Exercise aim = Find the lines of the listing that contain the string "book", and return them.

Supplied data =

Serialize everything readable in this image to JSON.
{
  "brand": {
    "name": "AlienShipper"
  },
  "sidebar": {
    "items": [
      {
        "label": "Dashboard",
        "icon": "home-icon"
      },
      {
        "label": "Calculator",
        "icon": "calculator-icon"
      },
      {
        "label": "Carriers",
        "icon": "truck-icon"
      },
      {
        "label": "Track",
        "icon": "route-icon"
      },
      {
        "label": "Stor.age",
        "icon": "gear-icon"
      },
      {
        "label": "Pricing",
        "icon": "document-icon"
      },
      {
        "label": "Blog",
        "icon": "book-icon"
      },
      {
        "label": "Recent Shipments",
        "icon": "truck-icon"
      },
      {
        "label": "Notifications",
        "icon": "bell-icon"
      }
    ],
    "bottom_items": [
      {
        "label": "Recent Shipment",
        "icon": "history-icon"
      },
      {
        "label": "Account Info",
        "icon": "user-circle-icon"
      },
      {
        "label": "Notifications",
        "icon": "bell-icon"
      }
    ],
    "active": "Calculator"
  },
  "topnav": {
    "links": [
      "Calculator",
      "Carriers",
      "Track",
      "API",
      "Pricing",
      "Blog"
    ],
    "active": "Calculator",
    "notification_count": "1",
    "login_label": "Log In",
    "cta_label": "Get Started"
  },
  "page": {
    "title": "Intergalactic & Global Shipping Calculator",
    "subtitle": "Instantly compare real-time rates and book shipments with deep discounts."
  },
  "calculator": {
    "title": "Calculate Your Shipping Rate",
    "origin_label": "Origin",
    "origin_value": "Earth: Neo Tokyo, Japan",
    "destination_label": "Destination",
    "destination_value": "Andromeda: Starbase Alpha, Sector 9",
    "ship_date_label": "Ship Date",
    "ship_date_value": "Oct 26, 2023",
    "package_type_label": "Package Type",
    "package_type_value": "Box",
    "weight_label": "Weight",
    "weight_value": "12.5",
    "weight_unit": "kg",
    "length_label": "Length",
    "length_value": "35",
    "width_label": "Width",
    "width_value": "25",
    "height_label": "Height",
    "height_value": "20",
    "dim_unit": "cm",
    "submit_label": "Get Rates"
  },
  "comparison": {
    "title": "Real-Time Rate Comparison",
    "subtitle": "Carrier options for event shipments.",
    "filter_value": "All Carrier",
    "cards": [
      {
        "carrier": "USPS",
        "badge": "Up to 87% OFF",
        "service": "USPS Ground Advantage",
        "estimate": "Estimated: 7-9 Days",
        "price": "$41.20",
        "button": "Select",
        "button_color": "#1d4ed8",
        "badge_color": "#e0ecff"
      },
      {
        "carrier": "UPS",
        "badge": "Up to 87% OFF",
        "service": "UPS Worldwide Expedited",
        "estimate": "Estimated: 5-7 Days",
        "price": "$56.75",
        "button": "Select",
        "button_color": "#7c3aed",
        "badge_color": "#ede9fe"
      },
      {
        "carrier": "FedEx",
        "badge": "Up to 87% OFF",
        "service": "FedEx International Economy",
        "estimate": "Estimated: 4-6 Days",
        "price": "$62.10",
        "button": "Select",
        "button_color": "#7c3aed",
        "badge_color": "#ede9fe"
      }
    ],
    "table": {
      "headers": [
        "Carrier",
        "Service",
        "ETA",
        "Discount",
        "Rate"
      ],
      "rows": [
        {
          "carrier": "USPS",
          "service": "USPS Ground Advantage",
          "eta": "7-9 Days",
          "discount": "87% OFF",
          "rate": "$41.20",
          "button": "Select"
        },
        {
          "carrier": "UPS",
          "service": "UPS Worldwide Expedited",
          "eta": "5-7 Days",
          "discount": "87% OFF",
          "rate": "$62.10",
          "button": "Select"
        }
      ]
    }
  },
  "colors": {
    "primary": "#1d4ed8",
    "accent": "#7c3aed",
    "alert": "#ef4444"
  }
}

Answer for the task =
        "icon": "book-icon"
    "subtitle": "Instantly compare real-time rates and book shipments with deep discounts."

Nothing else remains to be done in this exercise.